1. Go through your manuscript and look for the head-hopping. Create a secondary file for anyone other than your main storyteller and dump all those thoughts there. You might be surprised to discover you have a companion story developing.

(Anne McCaffery did that with her Pern series. The first three Dragonrider books are told from the point of view of the riders. The next three books, the Harper Hall of Pern books, retell many of the same events at the start, but from the harpers' points of view.)

Soon, writing this blog and telling stories will be my only job in life (yay!). Please consider donating if you find these workshops useful!



Saturday, October 13, 2012

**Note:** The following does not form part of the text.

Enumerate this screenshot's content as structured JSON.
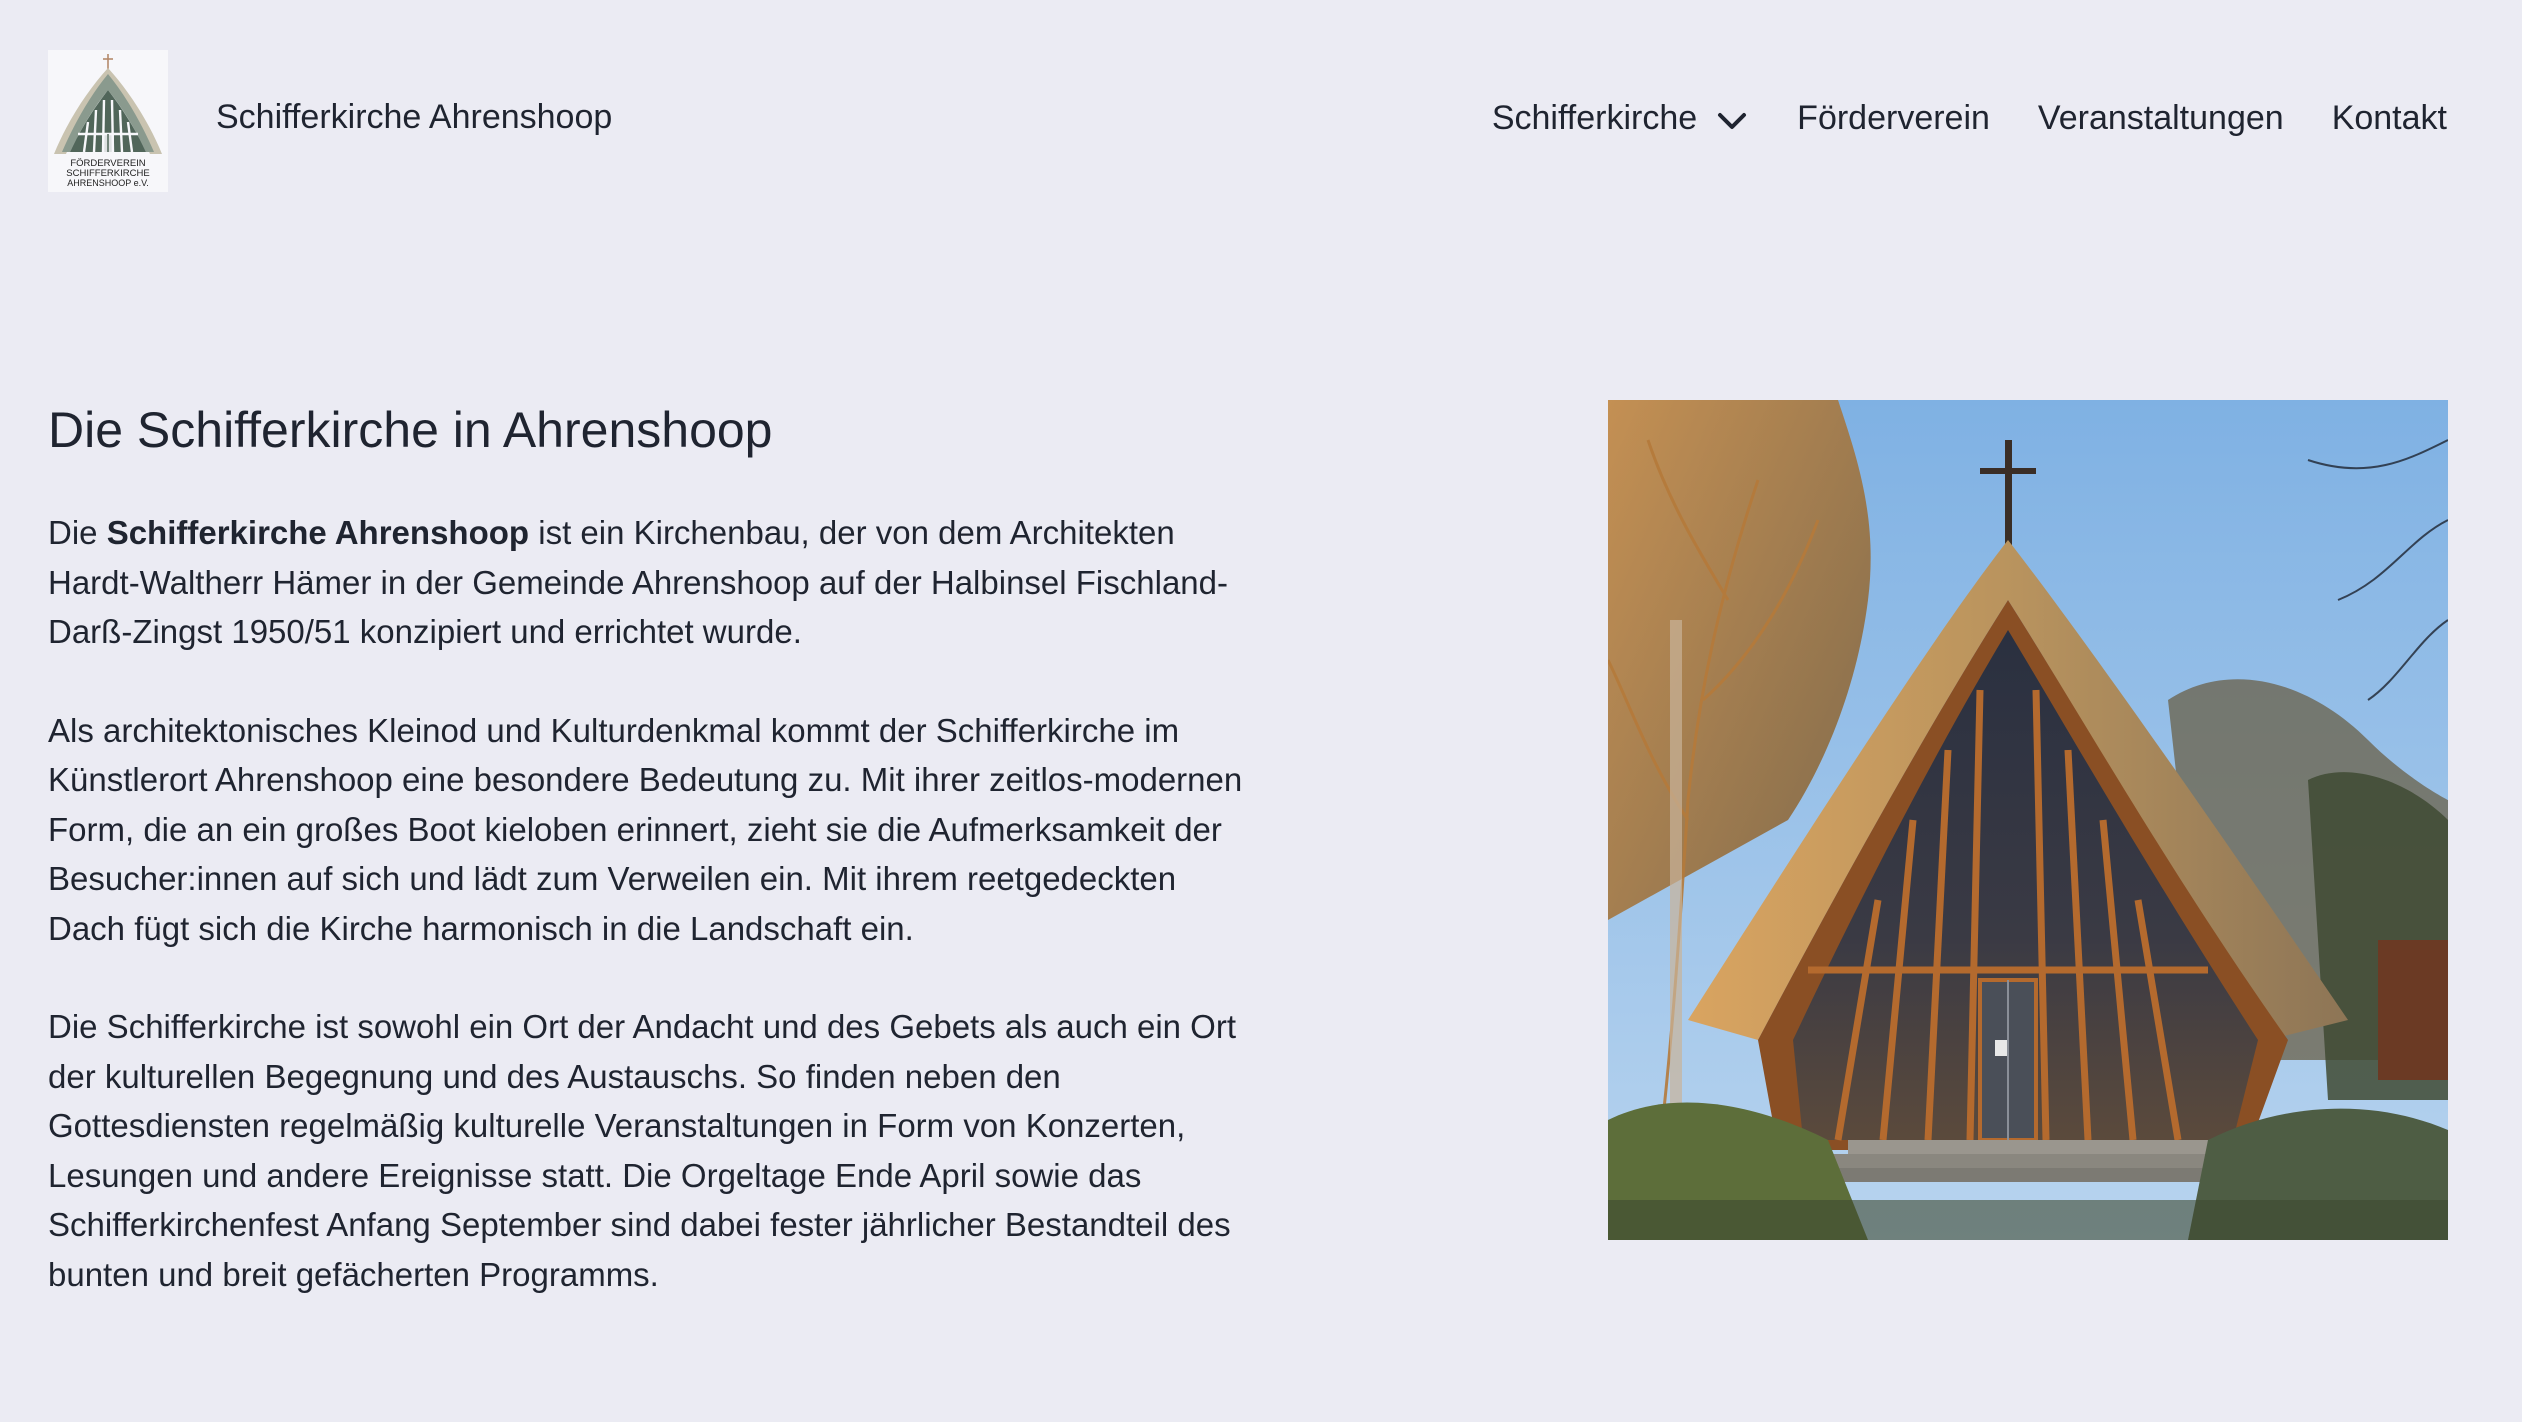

I thank everyone for your patience. It's been a trying week. My father was diagnosed years ago with Crohn's Disease. Last Friday he had a flare-up that required surgery to fix. After three days in Intensive Care, he's now in a regular room but still very weak and in a lot of pain.

It's hard to have to be the grown up for your parents.

Last Sunday I blogged over at the Scribes about keeping the home fires burning while Lynn, Ruby, Tara and Cait are representing us at Romanticon, except I haven't done a very good job of it. Still, I know they're having fun...I'm pretty sure I saw Ruby as a hot pink penguin? :)

Give your loved ones a hug and kiss tonight and tell them you love them. It's not always easy to say the words, but they're always appreciated.

Play safe,

Tuesday, October 09, 2012


There is no workshop this week for regulars of the Writing Workshop series. My dad has been taken ill and is in the hospital and I'm afraid this blog has not even been in the top fifty things I have had to take care of.

The workshops will resume next week.

Thanks. In the meanwhile,

Play safe!

Sunday, October 07, 2012

Tuesday, October 02, 2012

How many words?

Kristine Kathryn Rusch got me thinking about approaches to writing. Again. In her most recent post, she stated, almost as a throw-away, that she wrote a million words last year. A million. Words. In a year.

Which, of course, begs the question: How many did I write?

Compared to a professional writer (one who solely makes her living at the writing craft), how do I (one who has a day job that pays the bills and a writing career that, until I read that post, I classified as mid-list. Compared to her and Joe Konrath, however? I’m not even on the same roster) stack up?

I started tallying. For the sake of a full twelve months, I started with September 28, 2011 and counted this blog post (written on September 29, 2012) as my year. I included published stories, unpublished files that go with those stories (the “extra” scenes I cut out as well as my character descriptions), and blog posts, both here and at the Scribes’. I did NOT include anything that I wrote for my day job. The numbers that follow center only on my writing career.

Published stories                                 141,420
Un-pubbed “extras”                                2,459
Stories started but not yet finished         18, 362
Blog posts (here)                                   52,685
Blog posts (Scribes)                                3,655
                                                           218,581 words in a year’s time


That number is SO much bigger than I expected. I knew I wasn’t near a million, but to discover I’m only a bit shy of a quarter of a million words?


You know I’m a data junkie, yet this was one stat I never thought of keeping, so I don’t know how this past year lines up against previous ones. I suppose I could go figure it out, but the numbers would be approximate since I often start stories and then set them aside for months (sometimes years!) at a time. Besides which, it would take time away from writing, which is, after all, what I really should be doing.

I suspect there are others out there, part-time writers, who write even more words in a year’s time than me. I take my hat off to them. I’m not a nose-to-the-grindstone kind of gal and if I could accomplish this in a year, imagine what you could do if you really tried!


You guessed it! Go back and total up everything you’ve written since September 1, 2011. These workshops began that month, so anything you’ve written for them counts.

Published or not, you ARE a writer, and that’s worth celebrating. Post your totals in the comments. Come on, show me up!